Yet the progress made by Africa, despite the retrograde European policies in their regard, towards democracy is considerable. The question of the role that European powers, and in particular the former colonial powers, can play in harnessing that progress, is at the forefront of the current conflict in Mali. What can France contribute to the struggle for democracy and self-determination in Africa and what does its current intervention in Mali tell us about President Hollande’s attitude towards Europe’s neighbour?
Going In, But Getting Out?
Announcing the intervention of French ground troops into Mali, Hollande stated that the measure was temporary, chiefly linked to the advance by Islamist forces on the capital city of Bamako. The French were on the ground, he said, to drive back, to stabilise, allowing Malian forces to take over, and then would leave. Comments by some, such as Valéry Giscard d’Estaing, a former President who had his own connection with African dictators, who criticised the move as neo-colonial, suggested suspicion at the desire, or perhaps the ability of French forces to make a hasty withdrawal once the initial victory was assured.
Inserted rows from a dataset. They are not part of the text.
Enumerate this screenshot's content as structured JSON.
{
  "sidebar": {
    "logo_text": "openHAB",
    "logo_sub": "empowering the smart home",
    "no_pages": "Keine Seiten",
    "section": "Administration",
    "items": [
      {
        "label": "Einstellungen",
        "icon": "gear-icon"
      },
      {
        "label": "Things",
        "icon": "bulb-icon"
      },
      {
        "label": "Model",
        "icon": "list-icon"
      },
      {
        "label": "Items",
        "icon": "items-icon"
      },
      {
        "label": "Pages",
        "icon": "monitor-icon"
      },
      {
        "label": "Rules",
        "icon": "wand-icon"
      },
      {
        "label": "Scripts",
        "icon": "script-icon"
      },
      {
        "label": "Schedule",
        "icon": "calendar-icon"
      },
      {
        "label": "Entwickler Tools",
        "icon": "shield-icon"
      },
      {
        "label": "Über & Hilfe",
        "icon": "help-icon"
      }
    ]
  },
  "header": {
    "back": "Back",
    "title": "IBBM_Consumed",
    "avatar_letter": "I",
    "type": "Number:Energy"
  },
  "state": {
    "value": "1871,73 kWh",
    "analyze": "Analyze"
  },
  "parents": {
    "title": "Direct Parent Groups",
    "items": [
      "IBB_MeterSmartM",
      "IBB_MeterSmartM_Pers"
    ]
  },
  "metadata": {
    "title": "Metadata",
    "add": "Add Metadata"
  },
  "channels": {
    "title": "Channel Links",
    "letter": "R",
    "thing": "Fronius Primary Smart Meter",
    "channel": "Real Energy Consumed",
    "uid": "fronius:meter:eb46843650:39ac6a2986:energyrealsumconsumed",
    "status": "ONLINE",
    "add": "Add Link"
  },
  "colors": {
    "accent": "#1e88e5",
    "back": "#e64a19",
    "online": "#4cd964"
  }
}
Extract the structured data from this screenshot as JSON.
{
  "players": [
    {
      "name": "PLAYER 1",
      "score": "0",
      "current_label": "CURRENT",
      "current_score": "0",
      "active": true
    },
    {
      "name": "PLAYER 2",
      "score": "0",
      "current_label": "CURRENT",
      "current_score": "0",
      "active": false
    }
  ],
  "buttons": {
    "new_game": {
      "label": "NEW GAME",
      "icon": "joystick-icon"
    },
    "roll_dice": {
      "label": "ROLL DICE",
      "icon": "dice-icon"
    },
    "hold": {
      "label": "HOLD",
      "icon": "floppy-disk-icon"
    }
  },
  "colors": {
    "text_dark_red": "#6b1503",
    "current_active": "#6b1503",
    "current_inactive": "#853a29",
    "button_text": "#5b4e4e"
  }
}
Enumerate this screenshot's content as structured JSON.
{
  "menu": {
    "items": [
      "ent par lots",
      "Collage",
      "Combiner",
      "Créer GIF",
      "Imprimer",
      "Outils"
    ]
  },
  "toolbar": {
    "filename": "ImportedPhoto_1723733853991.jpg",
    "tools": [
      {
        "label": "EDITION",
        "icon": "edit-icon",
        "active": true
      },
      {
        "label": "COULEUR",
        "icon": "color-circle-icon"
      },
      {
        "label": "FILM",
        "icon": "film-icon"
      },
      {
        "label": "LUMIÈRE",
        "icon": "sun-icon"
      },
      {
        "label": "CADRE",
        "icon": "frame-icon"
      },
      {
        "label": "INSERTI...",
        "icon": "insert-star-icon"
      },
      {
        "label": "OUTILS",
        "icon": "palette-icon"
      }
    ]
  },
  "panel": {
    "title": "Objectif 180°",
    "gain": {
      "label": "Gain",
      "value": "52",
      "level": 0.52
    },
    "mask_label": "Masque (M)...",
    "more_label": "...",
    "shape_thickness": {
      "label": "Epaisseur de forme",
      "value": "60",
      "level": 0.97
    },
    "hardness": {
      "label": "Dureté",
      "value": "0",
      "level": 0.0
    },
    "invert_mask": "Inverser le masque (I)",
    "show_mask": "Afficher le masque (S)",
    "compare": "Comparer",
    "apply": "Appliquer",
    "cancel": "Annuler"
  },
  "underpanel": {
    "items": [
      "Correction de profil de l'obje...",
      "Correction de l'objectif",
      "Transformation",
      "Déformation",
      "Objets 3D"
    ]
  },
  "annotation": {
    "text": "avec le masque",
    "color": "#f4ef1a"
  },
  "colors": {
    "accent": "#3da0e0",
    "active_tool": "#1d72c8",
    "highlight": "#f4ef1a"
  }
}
Now weeks later, the quick win in the initial battle has had casualties, but has been hailed as a success. The hard part, holding the territory won, fighting off the insurgency and ultimately creating conditions to allow a free and fair Presidential election in Mali (which would be its first) begins now. Despite suggestions to the contrary by Hollande and his Defence Minister, Jean-Yves Le Drian, this will be a long task, and it will be bloody.
It will also be the first time that France has done African nation building along a 21st Century model. Previous interventions were done to prop up aging kleptocrats, or limited to peace-keeping with significant UN and African support. This time round there is little African desire to support French troops, and UN forces have been notably absent. Despite France having the UN’s blessing for its ground intervention, there will be no international force, and no African force, to take the place of French troops in the foreseeable future. An exit depends largely on France’s ability to train Malian forces to cope on their own, or with limited technical support.
A key element of the early success of France’s intervention was the change in position of Algeria. Long the weeping sore of France’s post-colonialist relationships, Algeria has a special animosity towards France, due to a bitter and violent war of independance, continued meddling and the after-effects of a civil war in the 1990s which killed hundreds of thousands. The hard lives lived by many Algerian immigrants in France, and the social exclusion faced by many of their children, add to an antagonism between the two powers. François Hollande spent part of his early career, including a stint in military service, in Algeria, and has a special fondness for the country. During his public life he discreetly worked his Algerian connections and many suspected that his attention to Algeria would bring certain breakthroughs.
At the beginning of the French campaign in Mali, Laurent Fabius, Foreign Minister, announced to general surprise that the Algerians had authorised the use of their airspace to allow the French to support their ground troops. This seemingly small act is a huge step forward (and makes supporting the troops logistically much easier, taking the pressure off the French troops in N’Djamena, Chad). The Algerian government were reportedly furious that their support was made public (assisting the French does not play well in Algerian politics). But then the terrorist attack in Southern Algeria shifted the focus away from supporting the French to combating the terrorists, and took pressure off the Algerians.
The Future of Nation Building
This first indication of a wider regional consensus around combating the terrorists in Algerian is a sign of welcome progress, and perhaps an indication of the future of French peace keeping and nation building in Africa. What did for the Iraqi intervention by the Americans, apart from a woeful lack of planning and thought, was the antagonism of the neighbours. Mali’s neighbours, nervous about terrorism but also the delicate balance of power in the region, need to be held together in support of the goal of stablisation and increased democratisation. Algeria appears to recognise that it has more to gain that to lose in this process. If France can hold together that fractious coalition, it can contribute to a new prosperous future in West Africa, and create a new template for nation building for the world.